[Stored data entries]
********************

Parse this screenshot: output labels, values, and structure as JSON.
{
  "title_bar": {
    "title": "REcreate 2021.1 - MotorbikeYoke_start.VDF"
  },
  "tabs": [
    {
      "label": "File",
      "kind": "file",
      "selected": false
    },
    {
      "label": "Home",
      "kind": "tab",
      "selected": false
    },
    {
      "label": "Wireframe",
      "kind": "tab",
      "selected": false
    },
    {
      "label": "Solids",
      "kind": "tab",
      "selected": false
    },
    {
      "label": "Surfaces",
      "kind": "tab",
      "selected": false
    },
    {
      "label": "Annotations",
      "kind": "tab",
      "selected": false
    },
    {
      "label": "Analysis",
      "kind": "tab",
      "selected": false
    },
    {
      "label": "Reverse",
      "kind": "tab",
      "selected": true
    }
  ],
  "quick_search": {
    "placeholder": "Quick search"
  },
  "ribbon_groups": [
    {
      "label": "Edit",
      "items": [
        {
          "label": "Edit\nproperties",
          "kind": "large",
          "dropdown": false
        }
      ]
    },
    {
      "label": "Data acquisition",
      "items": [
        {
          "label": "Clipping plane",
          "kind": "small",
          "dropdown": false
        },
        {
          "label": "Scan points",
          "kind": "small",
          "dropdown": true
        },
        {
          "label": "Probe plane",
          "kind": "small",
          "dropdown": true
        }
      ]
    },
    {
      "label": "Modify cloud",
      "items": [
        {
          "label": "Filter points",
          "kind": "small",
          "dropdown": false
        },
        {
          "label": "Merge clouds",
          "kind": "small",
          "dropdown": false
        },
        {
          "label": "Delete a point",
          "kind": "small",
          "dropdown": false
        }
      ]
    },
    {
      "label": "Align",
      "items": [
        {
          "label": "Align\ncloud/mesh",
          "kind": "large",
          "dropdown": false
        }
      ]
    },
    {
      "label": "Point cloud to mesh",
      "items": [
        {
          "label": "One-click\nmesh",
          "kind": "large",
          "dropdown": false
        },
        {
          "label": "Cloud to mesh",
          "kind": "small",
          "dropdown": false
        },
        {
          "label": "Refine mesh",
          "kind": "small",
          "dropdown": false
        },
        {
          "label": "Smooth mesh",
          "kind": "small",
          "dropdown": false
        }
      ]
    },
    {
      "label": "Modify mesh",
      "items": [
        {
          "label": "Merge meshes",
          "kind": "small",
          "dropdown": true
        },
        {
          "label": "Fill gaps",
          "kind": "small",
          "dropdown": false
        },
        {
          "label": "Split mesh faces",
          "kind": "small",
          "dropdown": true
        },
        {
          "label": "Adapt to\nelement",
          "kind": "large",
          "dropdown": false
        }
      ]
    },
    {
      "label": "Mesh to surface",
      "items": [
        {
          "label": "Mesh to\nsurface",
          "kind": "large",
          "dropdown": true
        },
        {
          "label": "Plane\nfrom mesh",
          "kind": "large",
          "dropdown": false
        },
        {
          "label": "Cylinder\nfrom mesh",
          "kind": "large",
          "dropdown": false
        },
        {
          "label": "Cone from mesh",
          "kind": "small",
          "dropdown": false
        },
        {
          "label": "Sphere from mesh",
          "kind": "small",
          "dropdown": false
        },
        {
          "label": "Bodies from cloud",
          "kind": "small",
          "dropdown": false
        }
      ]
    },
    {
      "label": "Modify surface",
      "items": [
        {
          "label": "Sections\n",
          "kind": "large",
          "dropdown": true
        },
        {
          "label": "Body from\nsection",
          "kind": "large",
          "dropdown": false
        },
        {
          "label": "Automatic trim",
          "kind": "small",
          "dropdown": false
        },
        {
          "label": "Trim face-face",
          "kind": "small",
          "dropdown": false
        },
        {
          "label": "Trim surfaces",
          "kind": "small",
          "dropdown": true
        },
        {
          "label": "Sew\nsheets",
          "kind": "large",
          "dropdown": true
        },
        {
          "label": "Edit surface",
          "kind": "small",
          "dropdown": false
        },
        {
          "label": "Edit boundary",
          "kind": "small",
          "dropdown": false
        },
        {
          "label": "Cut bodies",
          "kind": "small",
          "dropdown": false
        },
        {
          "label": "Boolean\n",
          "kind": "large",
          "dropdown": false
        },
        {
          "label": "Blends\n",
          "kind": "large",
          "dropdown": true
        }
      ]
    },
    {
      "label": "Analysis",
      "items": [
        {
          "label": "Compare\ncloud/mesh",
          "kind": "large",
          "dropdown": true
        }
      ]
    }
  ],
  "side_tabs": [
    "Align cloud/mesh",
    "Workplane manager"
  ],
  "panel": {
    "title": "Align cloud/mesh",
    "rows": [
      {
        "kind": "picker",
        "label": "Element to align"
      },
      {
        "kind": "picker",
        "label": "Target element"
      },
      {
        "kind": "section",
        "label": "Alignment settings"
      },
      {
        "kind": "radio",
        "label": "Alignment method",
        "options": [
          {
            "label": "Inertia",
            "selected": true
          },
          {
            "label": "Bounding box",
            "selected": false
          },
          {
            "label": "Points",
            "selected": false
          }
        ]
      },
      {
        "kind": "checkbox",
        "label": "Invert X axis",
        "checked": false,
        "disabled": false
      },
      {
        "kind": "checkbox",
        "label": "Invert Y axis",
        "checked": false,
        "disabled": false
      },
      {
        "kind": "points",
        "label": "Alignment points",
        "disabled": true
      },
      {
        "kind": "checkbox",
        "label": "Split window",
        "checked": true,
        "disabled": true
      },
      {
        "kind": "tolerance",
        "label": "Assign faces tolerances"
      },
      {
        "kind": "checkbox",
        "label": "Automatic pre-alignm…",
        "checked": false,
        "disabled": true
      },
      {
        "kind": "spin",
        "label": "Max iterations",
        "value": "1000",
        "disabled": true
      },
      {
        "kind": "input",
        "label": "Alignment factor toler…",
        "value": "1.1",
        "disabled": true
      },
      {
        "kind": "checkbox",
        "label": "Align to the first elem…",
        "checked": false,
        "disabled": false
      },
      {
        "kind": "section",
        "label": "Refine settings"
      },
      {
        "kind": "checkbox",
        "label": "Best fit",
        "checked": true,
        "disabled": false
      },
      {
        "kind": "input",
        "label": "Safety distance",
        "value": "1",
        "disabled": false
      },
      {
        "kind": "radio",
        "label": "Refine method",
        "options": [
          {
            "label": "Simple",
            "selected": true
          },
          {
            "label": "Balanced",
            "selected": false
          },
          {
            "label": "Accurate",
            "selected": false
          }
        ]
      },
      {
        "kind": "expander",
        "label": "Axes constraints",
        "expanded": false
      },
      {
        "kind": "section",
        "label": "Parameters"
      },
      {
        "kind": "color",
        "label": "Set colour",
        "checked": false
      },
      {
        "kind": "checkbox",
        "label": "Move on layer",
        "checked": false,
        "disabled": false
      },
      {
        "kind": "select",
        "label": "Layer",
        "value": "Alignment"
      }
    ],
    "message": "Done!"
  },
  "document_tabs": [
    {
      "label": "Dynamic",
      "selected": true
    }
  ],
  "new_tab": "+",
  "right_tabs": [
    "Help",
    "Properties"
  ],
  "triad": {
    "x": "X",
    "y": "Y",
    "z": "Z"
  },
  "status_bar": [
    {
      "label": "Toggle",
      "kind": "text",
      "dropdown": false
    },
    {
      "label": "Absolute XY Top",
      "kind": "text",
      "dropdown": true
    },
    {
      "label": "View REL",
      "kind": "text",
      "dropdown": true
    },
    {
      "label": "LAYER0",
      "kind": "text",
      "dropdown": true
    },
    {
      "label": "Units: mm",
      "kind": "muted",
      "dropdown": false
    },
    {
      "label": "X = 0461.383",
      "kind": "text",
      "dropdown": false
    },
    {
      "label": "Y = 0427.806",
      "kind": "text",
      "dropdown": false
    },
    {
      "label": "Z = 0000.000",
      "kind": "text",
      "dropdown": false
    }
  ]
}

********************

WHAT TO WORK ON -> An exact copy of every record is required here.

SOLUTION FOR THIS EXERCISE ->
Parse this screenshot: output labels, values, and structure as JSON.
{
  "title_bar": {
    "title": "REcreate 2021.1 - MotorbikeYoke_start.VDF"
  },
  "tabs": [
    {
      "label": "File",
      "kind": "file",
      "selected": false
    },
    {
      "label": "Home",
      "kind": "tab",
      "selected": false
    },
    {
      "label": "Wireframe",
      "kind": "tab",
      "selected": false
    },
    {
      "label": "Solids",
      "kind": "tab",
      "selected": false
    },
    {
      "label": "Surfaces",
      "kind": "tab",
      "selected": false
    },
    {
      "label": "Annotations",
      "kind": "tab",
      "selected": false
    },
    {
      "label": "Analysis",
      "kind": "tab",
      "selected": false
    },
    {
      "label": "Reverse",
      "kind": "tab",
      "selected": true
    }
  ],
  "quick_search": {
    "placeholder": "Quick search"
  },
  "ribbon_groups": [
    {
      "label": "Edit",
      "items": [
        {
          "label": "Edit\nproperties",
          "kind": "large",
          "dropdown": false
        }
      ]
    },
    {
      "label": "Data acquisition",
      "items": [
        {
          "label": "Clipping plane",
          "kind": "small",
          "dropdown": false
        },
        {
          "label": "Scan points",
          "kind": "small",
          "dropdown": true
        },
        {
          "label": "Probe plane",
          "kind": "small",
          "dropdown": true
        }
      ]
    },
    {
      "label": "Modify cloud",
      "items": [
        {
          "label": "Filter points",
          "kind": "small",
          "dropdown": false
        },
        {
          "label": "Merge clouds",
          "kind": "small",
          "dropdown": false
        },
        {
          "label": "Delete a point",
          "kind": "small",
          "dropdown": false
        }
      ]
    },
    {
      "label": "Align",
      "items": [
        {
          "label": "Align\ncloud/mesh",
          "kind": "large",
          "dropdown": false
        }
      ]
    },
    {
      "label": "Point cloud to mesh",
      "items": [
        {
          "label": "One-click\nmesh",
          "kind": "large",
          "dropdown": false
        },
        {
          "label": "Cloud to mesh",
          "kind": "small",
          "dropdown": false
        },
        {
          "label": "Refine mesh",
          "kind": "small",
          "dropdown": false
        },
        {
          "label": "Smooth mesh",
          "kind": "small",
          "dropdown": false
        }
      ]
    },
    {
      "label": "Modify mesh",
      "items": [
        {
          "label": "Merge meshes",
          "kind": "small",
          "dropdown": true
        },
        {
          "label": "Fill gaps",
          "kind": "small",
          "dropdown": false
        },
        {
          "label": "Split mesh faces",
          "kind": "small",
          "dropdown": true
        },
        {
          "label": "Adapt to\nelement",
          "kind": "large",
          "dropdown": false
        }
      ]
    },
    {
      "label": "Mesh to surface",
      "items": [
        {
          "label": "Mesh to\nsurface",
          "kind": "large",
          "dropdown": true
        },
        {
          "label": "Plane\nfrom mesh",
          "kind": "large",
          "dropdown": false
        },
        {
          "label": "Cylinder\nfrom mesh",
          "kind": "large",
          "dropdown": false
        },
        {
          "label": "Cone from mesh",
          "kind": "small",
          "dropdown": false
        },
        {
          "label": "Sphere from mesh",
          "kind": "small",
          "dropdown": false
        },
        {
          "label": "Bodies from cloud",
          "kind": "small",
          "dropdown": false
        }
      ]
    },
    {
      "label": "Modify surface",
      "items": [
        {
          "label": "Sections\n",
          "kind": "large",
          "dropdown": true
        },
        {
          "label": "Body from\nsection",
          "kind": "large",
          "dropdown": false
        },
        {
          "label": "Automatic trim",
          "kind": "small",
          "dropdown": false
        },
        {
          "label": "Trim face-face",
          "kind": "small",
          "dropdown": false
        },
        {
          "label": "Trim surfaces",
          "kind": "small",
          "dropdown": true
        },
        {
          "label": "Sew\nsheets",
          "kind": "large",
          "dropdown": true
        },
        {
          "label": "Edit surface",
          "kind": "small",
          "dropdown": false
        },
        {
          "label": "Edit boundary",
          "kind": "small",
          "dropdown": false
        },
        {
          "label": "Cut bodies",
          "kind": "small",
          "dropdown": false
        },
        {
          "label": "Boolean\n",
          "kind": "large",
          "dropdown": false
        },
        {
          "label": "Blends\n",
          "kind": "large",
          "dropdown": true
        }
      ]
    },
    {
      "label": "Analysis",
      "items": [
        {
          "label": "Compare\ncloud/mesh",
          "kind": "large",
          "dropdown": true
        }
      ]
    }
  ],
  "side_tabs": [
    "Align cloud/mesh",
    "Workplane manager"
  ],
  "panel": {
    "title": "Align cloud/mesh",
    "rows": [
      {
        "kind": "picker",
        "label": "Element to align"
      },
      {
        "kind": "picker",
        "label": "Target element"
      },
      {
        "kind": "section",
        "label": "Alignment settings"
      },
      {
        "kind": "radio",
        "label": "Alignment method",
        "options": [
          {
            "label": "Inertia",
            "selected": true
          },
          {
            "label": "Bounding box",
            "selected": false
          },
          {
            "label": "Points",
            "selected": false
          }
        ]
      },
      {
        "kind": "checkbox",
        "label": "Invert X axis",
        "checked": false,
        "disabled": false
      },
      {
        "kind": "checkbox",
        "label": "Invert Y axis",
        "checked": false,
        "disabled": false
      },
      {
        "kind": "points",
        "label": "Alignment points",
        "disabled": true
      },
      {
        "kind": "checkbox",
        "label": "Split window",
        "checked": true,
        "disabled": true
      },
      {
        "kind": "tolerance",
        "label": "Assign faces tolerances"
      },
      {
        "kind": "checkbox",
        "label": "Automatic pre-alignm…",
        "checked": false,
        "disabled": true
      },
      {
        "kind": "spin",
        "label": "Max iterations",
        "value": "1000",
        "disabled": true
      },
      {
        "kind": "input",
        "label": "Alignment factor toler…",
        "value": "1.1",
        "disabled": true
      },
      {
        "kind": "checkbox",
        "label": "Align to the first elem…",
        "checked": false,
        "disabled": false
      },
      {
        "kind": "section",
        "label": "Refine settings"
      },
      {
        "kind": "checkbox",
        "label": "Best fit",
        "checked": true,
        "disabled": false
      },
      {
        "kind": "input",
        "label": "Safety distance",
        "value": "1",
        "disabled": false
      },
      {
        "kind": "radio",
        "label": "Refine method",
        "options": [
          {
            "label": "Simple",
            "selected": true
          },
          {
            "label": "Balanced",
            "selected": false
          },
          {
            "label": "Accurate",
            "selected": false
          }
        ]
      },
      {
        "kind": "expander",
        "label": "Axes constraints",
        "expanded": false
      },
      {
        "kind": "section",
        "label": "Parameters"
      },
      {
        "kind": "color",
        "label": "Set colour",
        "checked": false
      },
      {
        "kind": "checkbox",
        "label": "Move on layer",
        "checked": false,
        "disabled": false
      },
      {
        "kind": "select",
        "label": "Layer",
        "value": "Alignment"
      }
    ],
    "message": "Done!"
  },
  "document_tabs": [
    {
      "label": "Dynamic",
      "selected": true
    }
  ],
  "new_tab": "+",
  "right_tabs": [
    "Help",
    "Properties"
  ],
  "triad": {
    "x": "X",
    "y": "Y",
    "z": "Z"
  },
  "status_bar": [
    {
      "label": "Toggle",
      "kind": "text",
      "dropdown": false
    },
    {
      "label": "Absolute XY Top",
      "kind": "text",
      "dropdown": true
    },
    {
      "label": "View REL",
      "kind": "text",
      "dropdown": true
    },
    {
      "label": "LAYER0",
      "kind": "text",
      "dropdown": true
    },
    {
      "label": "Units: mm",
      "kind": "muted",
      "dropdown": false
    },
    {
      "label": "X = 0461.383",
      "kind": "text",
      "dropdown": false
    },
    {
      "label": "Y = 0427.806",
      "kind": "text",
      "dropdown": false
    },
    {
      "label": "Z = 0000.000",
      "kind": "text",
      "dropdown": false
    }
  ]
}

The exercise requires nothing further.